(Stored data entries)
===
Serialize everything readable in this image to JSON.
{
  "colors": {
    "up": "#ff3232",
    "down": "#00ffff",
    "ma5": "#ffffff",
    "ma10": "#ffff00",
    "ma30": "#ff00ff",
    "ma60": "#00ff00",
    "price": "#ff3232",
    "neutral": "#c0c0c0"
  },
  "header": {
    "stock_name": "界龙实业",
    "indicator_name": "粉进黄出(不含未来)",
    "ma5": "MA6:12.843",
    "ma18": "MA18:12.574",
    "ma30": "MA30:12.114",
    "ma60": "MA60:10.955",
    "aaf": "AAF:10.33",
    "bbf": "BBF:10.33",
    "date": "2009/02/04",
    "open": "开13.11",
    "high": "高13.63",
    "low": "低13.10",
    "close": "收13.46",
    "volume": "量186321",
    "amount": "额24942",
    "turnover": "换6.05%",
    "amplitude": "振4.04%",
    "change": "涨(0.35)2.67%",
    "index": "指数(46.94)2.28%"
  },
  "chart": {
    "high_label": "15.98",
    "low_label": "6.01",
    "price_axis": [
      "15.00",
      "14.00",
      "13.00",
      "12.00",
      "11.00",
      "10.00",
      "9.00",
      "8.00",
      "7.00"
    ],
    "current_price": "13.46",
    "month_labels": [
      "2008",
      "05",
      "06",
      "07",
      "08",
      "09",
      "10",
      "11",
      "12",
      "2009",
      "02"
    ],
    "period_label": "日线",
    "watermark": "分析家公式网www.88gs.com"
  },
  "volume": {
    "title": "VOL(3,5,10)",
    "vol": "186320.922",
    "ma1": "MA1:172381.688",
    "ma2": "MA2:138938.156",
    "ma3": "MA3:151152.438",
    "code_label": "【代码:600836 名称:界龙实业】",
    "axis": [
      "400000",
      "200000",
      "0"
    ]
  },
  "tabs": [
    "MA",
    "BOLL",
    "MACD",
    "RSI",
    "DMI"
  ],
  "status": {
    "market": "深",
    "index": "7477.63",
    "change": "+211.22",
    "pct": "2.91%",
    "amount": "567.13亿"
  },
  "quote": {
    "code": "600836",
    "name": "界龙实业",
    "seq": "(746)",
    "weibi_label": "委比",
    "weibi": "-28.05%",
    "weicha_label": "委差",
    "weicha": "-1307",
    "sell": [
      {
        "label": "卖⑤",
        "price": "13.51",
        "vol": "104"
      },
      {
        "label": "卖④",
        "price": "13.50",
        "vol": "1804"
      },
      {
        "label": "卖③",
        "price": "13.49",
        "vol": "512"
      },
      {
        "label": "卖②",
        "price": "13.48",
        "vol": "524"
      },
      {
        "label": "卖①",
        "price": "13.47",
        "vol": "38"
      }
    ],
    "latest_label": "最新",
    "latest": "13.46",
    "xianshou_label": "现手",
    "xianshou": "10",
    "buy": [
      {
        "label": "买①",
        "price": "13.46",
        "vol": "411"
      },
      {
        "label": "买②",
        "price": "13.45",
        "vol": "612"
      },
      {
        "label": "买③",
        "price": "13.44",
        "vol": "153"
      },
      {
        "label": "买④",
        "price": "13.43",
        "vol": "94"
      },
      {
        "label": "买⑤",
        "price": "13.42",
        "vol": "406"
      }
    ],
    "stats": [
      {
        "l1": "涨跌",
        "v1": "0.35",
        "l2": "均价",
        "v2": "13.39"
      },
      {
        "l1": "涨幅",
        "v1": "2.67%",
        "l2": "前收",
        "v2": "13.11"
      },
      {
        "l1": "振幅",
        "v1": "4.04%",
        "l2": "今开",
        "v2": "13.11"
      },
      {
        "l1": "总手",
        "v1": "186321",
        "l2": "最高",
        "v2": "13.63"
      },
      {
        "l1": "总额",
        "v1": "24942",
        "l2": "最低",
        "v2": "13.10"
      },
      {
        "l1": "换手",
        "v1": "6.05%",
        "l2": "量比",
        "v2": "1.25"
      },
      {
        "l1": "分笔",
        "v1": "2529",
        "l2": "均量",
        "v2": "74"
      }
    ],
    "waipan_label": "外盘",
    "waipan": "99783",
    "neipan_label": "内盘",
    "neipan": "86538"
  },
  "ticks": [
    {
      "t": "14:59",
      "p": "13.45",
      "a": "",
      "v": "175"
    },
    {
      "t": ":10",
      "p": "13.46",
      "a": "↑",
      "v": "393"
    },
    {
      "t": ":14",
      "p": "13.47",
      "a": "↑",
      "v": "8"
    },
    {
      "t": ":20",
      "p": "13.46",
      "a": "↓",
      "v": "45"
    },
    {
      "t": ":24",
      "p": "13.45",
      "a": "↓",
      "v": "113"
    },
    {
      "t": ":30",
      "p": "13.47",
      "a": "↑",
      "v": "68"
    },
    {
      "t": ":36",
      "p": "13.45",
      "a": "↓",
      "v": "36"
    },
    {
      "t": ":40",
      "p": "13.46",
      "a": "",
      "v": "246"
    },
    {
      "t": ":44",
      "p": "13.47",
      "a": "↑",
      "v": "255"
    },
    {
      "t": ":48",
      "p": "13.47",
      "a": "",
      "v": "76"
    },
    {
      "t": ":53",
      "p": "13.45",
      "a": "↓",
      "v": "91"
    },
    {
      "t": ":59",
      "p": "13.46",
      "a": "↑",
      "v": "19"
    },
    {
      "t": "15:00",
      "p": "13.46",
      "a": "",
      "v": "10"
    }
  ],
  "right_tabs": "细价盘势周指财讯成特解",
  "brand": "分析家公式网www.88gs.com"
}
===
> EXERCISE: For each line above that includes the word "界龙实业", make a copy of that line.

> EXERCISE OUTPUT:
    "stock_name": "界龙实业",
    "code_label": "【代码:600836 名称:界龙实业】",
    "name": "界龙实业",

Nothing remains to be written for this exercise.